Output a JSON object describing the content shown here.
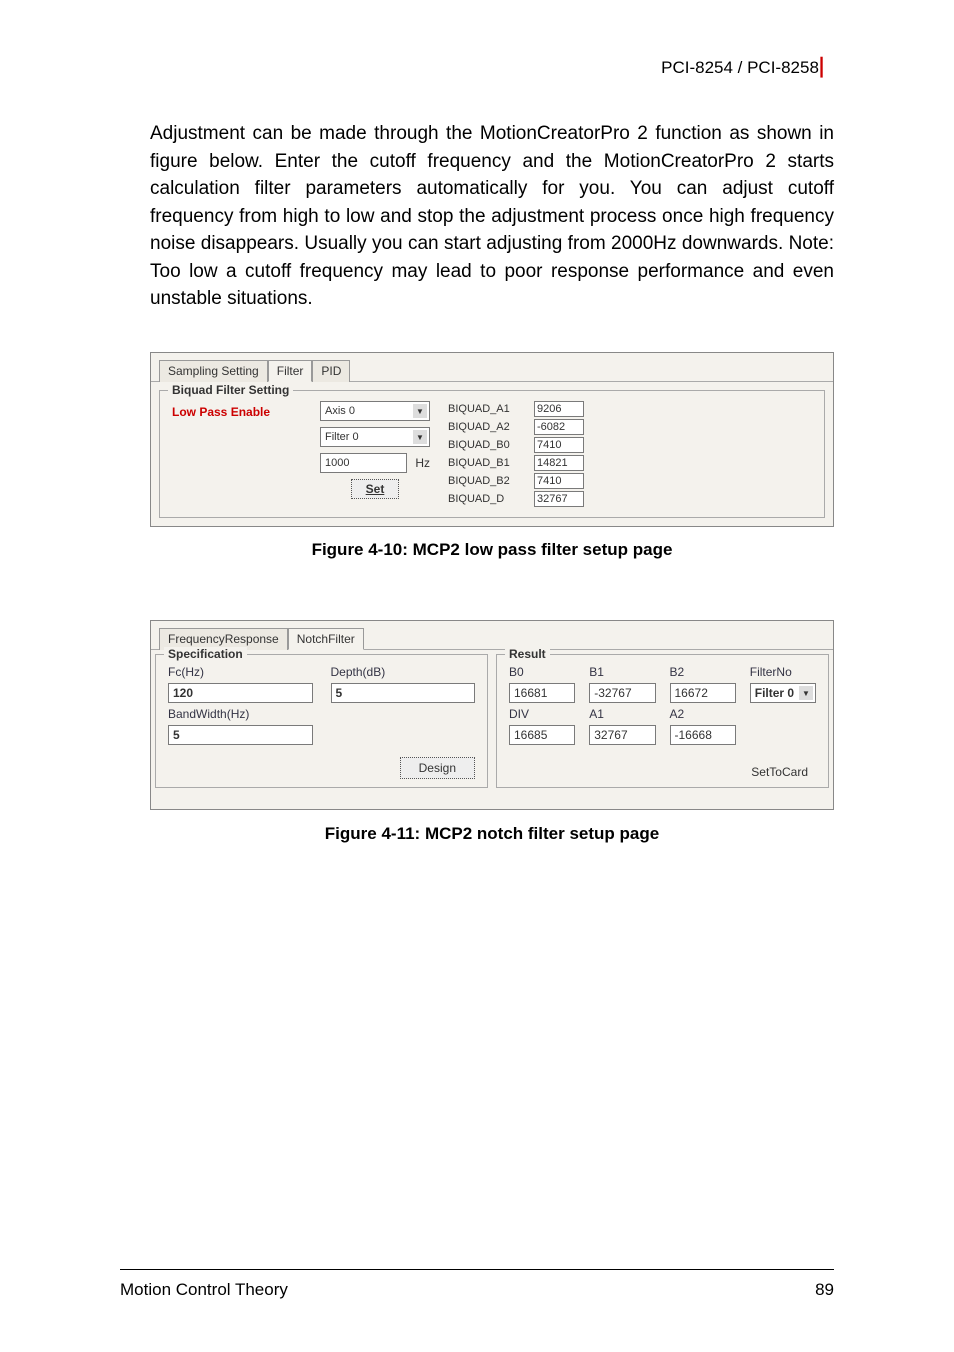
{
  "header": {
    "product": "PCI-8254 / PCI-8258"
  },
  "body_paragraph": "Adjustment can be made through the MotionCreatorPro 2 function as shown in figure below. Enter the cutoff frequency and the MotionCreatorPro 2 starts calculation filter parameters automatically for you. You can adjust cutoff frequency from high to low and stop the adjustment process once high frequency noise disappears. Usually you can start adjusting from 2000Hz downwards. Note: Too low a cutoff frequency may lead to poor response performance and even unstable situations.",
  "panel1": {
    "tabs": {
      "t1": "Sampling Setting",
      "t2": "Filter",
      "t3": "PID"
    },
    "fieldset_title": "Biquad Filter Setting",
    "low_pass_label": "Low Pass Enable",
    "axis_dd": "Axis 0",
    "filter_dd": "Filter 0",
    "hz_value": "1000",
    "hz_label": "Hz",
    "set_button": "Set",
    "biquad": {
      "a1": {
        "label": "BIQUAD_A1",
        "value": "9206"
      },
      "a2": {
        "label": "BIQUAD_A2",
        "value": "-6082"
      },
      "b0": {
        "label": "BIQUAD_B0",
        "value": "7410"
      },
      "b1": {
        "label": "BIQUAD_B1",
        "value": "14821"
      },
      "b2": {
        "label": "BIQUAD_B2",
        "value": "7410"
      },
      "d": {
        "label": "BIQUAD_D",
        "value": "32767"
      }
    }
  },
  "caption1": "Figure 4-10: MCP2 low pass filter setup page",
  "panel2": {
    "tabs": {
      "t1": "FrequencyResponse",
      "t2": "NotchFilter"
    },
    "spec": {
      "title": "Specification",
      "fc_label": "Fc(Hz)",
      "fc_value": "120",
      "depth_label": "Depth(dB)",
      "depth_value": "5",
      "bw_label": "BandWidth(Hz)",
      "bw_value": "5",
      "design_button": "Design"
    },
    "result": {
      "title": "Result",
      "b0_label": "B0",
      "b0_value": "16681",
      "b1_label": "B1",
      "b1_value": "-32767",
      "b2_label": "B2",
      "b2_value": "16672",
      "div_label": "DIV",
      "div_value": "16685",
      "a1_label": "A1",
      "a1_value": "32767",
      "a2_label": "A2",
      "a2_value": "-16668",
      "filterno_label": "FilterNo",
      "filterno_value": "Filter 0",
      "settocard": "SetToCard"
    }
  },
  "caption2": "Figure 4-11: MCP2 notch filter setup page",
  "footer": {
    "left": "Motion Control Theory",
    "right": "89"
  }
}
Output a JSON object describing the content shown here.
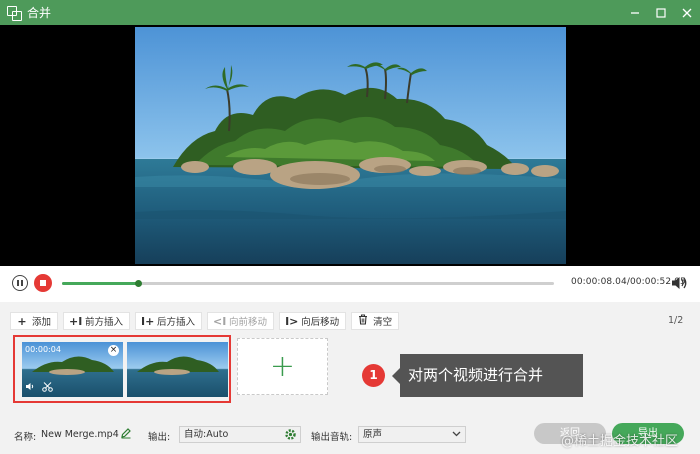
{
  "window": {
    "title": "合并",
    "controls": [
      "minimize-icon",
      "maximize-icon",
      "close-icon"
    ]
  },
  "player": {
    "timecode": "00:00:08.04/00:00:52.05",
    "progress_fraction": 0.155
  },
  "toolbar": {
    "buttons": [
      {
        "icon": "plus-icon",
        "label": "添加",
        "enabled": true
      },
      {
        "icon": "insert-before-icon",
        "label": "前方插入",
        "enabled": true
      },
      {
        "icon": "insert-after-icon",
        "label": "后方插入",
        "enabled": true
      },
      {
        "icon": "move-forward-icon",
        "label": "向前移动",
        "enabled": false
      },
      {
        "icon": "move-backward-icon",
        "label": "向后移动",
        "enabled": true
      },
      {
        "icon": "trash-icon",
        "label": "清空",
        "enabled": true
      }
    ],
    "page_counter": "1/2"
  },
  "clips": [
    {
      "duration": "00:00:04",
      "selected": true
    },
    {
      "duration": "",
      "selected": false
    }
  ],
  "annotation": {
    "step": "1",
    "text": "对两个视频进行合并"
  },
  "bottom": {
    "name_label": "名称:",
    "name_value": "New Merge.mp4",
    "output_label": "输出:",
    "output_value": "自动:Auto",
    "audio_label": "输出音轨:",
    "audio_value": "原声",
    "back_label": "返回",
    "export_label": "导出"
  },
  "watermark": "@稀土掘金技术社区",
  "colors": {
    "titlebar": "#4e9a5a",
    "accent_green": "#45a85a",
    "highlight_red": "#e53935",
    "callout_bg": "#545454"
  }
}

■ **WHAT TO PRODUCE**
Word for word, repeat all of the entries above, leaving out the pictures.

■ **SOLUTION TO THIS TASK**
Output a JSON object describing the content shown here.
{
  "header": {
    "product": "PCI-8254 / PCI-8258"
  },
  "body_paragraph": "Adjustment can be made through the MotionCreatorPro 2 function as shown in figure below. Enter the cutoff frequency and the MotionCreatorPro 2 starts calculation filter parameters automatically for you. You can adjust cutoff frequency from high to low and stop the adjustment process once high frequency noise disappears. Usually you can start adjusting from 2000Hz downwards. Note: Too low a cutoff frequency may lead to poor response performance and even unstable situations.",
  "panel1": {
    "tabs": {
      "t1": "Sampling Setting",
      "t2": "Filter",
      "t3": "PID"
    },
    "fieldset_title": "Biquad Filter Setting",
    "low_pass_label": "Low Pass Enable",
    "axis_dd": "Axis 0",
    "filter_dd": "Filter 0",
    "hz_value": "1000",
    "hz_label": "Hz",
    "set_button": "Set",
    "biquad": {
      "a1": {
        "label": "BIQUAD_A1",
        "value": "9206"
      },
      "a2": {
        "label": "BIQUAD_A2",
        "value": "-6082"
      },
      "b0": {
        "label": "BIQUAD_B0",
        "value": "7410"
      },
      "b1": {
        "label": "BIQUAD_B1",
        "value": "14821"
      },
      "b2": {
        "label": "BIQUAD_B2",
        "value": "7410"
      },
      "d": {
        "label": "BIQUAD_D",
        "value": "32767"
      }
    }
  },
  "caption1": "Figure 4-10: MCP2 low pass filter setup page",
  "panel2": {
    "tabs": {
      "t1": "FrequencyResponse",
      "t2": "NotchFilter"
    },
    "spec": {
      "title": "Specification",
      "fc_label": "Fc(Hz)",
      "fc_value": "120",
      "depth_label": "Depth(dB)",
      "depth_value": "5",
      "bw_label": "BandWidth(Hz)",
      "bw_value": "5",
      "design_button": "Design"
    },
    "result": {
      "title": "Result",
      "b0_label": "B0",
      "b0_value": "16681",
      "b1_label": "B1",
      "b1_value": "-32767",
      "b2_label": "B2",
      "b2_value": "16672",
      "div_label": "DIV",
      "div_value": "16685",
      "a1_label": "A1",
      "a1_value": "32767",
      "a2_label": "A2",
      "a2_value": "-16668",
      "filterno_label": "FilterNo",
      "filterno_value": "Filter 0",
      "settocard": "SetToCard"
    }
  },
  "caption2": "Figure 4-11: MCP2 notch filter setup page",
  "footer": {
    "left": "Motion Control Theory",
    "right": "89"
  }
}
Output a JSON object describing the content shown here.
{
  "window": {
    "title": "合并",
    "controls": [
      "minimize-icon",
      "maximize-icon",
      "close-icon"
    ]
  },
  "player": {
    "timecode": "00:00:08.04/00:00:52.05",
    "progress_fraction": 0.155
  },
  "toolbar": {
    "buttons": [
      {
        "icon": "plus-icon",
        "label": "添加",
        "enabled": true
      },
      {
        "icon": "insert-before-icon",
        "label": "前方插入",
        "enabled": true
      },
      {
        "icon": "insert-after-icon",
        "label": "后方插入",
        "enabled": true
      },
      {
        "icon": "move-forward-icon",
        "label": "向前移动",
        "enabled": false
      },
      {
        "icon": "move-backward-icon",
        "label": "向后移动",
        "enabled": true
      },
      {
        "icon": "trash-icon",
        "label": "清空",
        "enabled": true
      }
    ],
    "page_counter": "1/2"
  },
  "clips": [
    {
      "duration": "00:00:04",
      "selected": true
    },
    {
      "duration": "",
      "selected": false
    }
  ],
  "annotation": {
    "step": "1",
    "text": "对两个视频进行合并"
  },
  "bottom": {
    "name_label": "名称:",
    "name_value": "New Merge.mp4",
    "output_label": "输出:",
    "output_value": "自动:Auto",
    "audio_label": "输出音轨:",
    "audio_value": "原声",
    "back_label": "返回",
    "export_label": "导出"
  },
  "watermark": "@稀土掘金技术社区",
  "colors": {
    "titlebar": "#4e9a5a",
    "accent_green": "#45a85a",
    "highlight_red": "#e53935",
    "callout_bg": "#545454"
  }
}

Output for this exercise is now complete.